Improving health literacy for patients with psoriasis may lead to improved self-management skills, self-efficacy, and quality of life, according to a study published in the British Journal of Dermatology.
Researchers of this cross-sectional study evaluated the relationship between health literacy, psoriasis severity, medical comorbidities, psoriasis knowledge, quality of life in relation to dermatology, and self-efficacy in patients with moderate to severe psoriasis who participated in the Norwegian Climate Helio therapy program. Questionnaire packets were mailed to 1275 adults who participated in the therapy program between 2011 and 2017.
Of the 825 patients (mean age, 53.3 years) who completed the questionnaires, 47.4% were women, 14.3% were using biological medicines, 35.5% had a history of depression, 66.8% reported joint pain. In regards to the first 5 scales in the health literacy questionnaire, “actively managing my health” (mean score=2.78, SD=0.51) had the highest score and “appraisal of health information” (mean score=2.54, SD=0.54) had the lowest score. In regards to the last 4 scales in the health literacy questionnaire, “understanding health information well enough to know what to do” (mean score=3.56, SD=0.62) had the highest score and “navigating the healthcare system” (mean score=3.10, SD=0.71) had the lowest score.
After bivariate associations were calculated for demographic data, men had a lower score on “actively managing my health” (β=0.1; P =.01), while education level predicted “ability to find good health information” (β=-0.13; P =.01) and “ability to understand health information well enough to know what to do” (β=0.12; P =.01). After bivariate associations were calculated for clinical variables, fewer comorbidities were related to higher scores in “having social support for health” (-β=0.12; P =.01) and “ability to navigate the healthcare system” (-β=0.10; P =.001). Self-efficacy was significantly associated with all health literacy scales, the Dermatology Life Quality Index significantly predicted higher health literacy scores in all scales other than “actively managing health” and “critical appraisal”, and psoriasis knowledge significantly predicated higher health literacy scores in all scales other than “actively managing health” and “social support for health.”

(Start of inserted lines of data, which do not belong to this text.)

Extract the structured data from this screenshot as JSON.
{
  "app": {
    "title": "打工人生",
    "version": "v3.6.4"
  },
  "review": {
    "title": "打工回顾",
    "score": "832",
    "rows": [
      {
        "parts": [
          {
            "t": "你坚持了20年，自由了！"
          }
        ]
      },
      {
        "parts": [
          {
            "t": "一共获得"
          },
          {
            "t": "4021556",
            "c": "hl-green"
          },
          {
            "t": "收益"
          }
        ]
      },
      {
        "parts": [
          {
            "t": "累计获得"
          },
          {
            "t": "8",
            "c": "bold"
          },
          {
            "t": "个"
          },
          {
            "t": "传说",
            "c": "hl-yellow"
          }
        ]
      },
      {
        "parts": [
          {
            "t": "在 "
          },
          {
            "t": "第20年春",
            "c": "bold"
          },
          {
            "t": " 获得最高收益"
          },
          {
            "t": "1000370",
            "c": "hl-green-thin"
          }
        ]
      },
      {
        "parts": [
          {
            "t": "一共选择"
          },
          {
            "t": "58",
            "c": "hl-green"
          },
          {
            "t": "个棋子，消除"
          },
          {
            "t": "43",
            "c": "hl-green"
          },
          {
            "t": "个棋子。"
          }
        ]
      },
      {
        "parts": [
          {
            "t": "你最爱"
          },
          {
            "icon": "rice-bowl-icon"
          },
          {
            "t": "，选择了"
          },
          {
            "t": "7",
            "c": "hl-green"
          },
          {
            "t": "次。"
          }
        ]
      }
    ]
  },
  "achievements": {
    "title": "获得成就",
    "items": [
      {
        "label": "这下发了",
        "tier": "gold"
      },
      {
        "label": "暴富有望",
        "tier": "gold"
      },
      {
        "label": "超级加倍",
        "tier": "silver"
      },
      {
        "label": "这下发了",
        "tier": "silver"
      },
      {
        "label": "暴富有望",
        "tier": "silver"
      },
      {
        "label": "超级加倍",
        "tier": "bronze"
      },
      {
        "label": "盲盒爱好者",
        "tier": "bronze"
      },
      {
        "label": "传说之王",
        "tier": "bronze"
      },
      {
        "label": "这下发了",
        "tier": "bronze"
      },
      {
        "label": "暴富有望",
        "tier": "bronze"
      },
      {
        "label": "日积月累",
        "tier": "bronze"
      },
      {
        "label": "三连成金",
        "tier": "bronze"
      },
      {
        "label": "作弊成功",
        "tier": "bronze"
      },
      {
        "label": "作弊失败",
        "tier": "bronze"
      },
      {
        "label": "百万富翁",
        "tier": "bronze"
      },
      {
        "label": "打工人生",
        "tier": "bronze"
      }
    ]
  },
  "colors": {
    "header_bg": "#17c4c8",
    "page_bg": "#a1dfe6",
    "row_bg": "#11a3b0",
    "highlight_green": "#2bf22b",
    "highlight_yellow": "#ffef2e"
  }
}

Limitations of this study include the questionnaires only being paper-based and in Norwegian, which could limit response rates, and that all answers are self-reported without clinical verification. Further research is needed to analyze the mechanisms that are needed for an effective intervention program.
The researchers concluded that “improving [health literacy] may be a useful strategy for reducing disparities in self-management skills, self-efficacy and [quality of life]” in patients with moderate to severe psoriasis.
Larsen MH, Strumse YAS, Borge CR, Osborne R, Andersen MH, Wahl AK. Health literacy – a new piece of the puzzle in psoriasis care? [published online December 31, 2018]. Br J Dermatol. doi: 10.1111/bjd.17595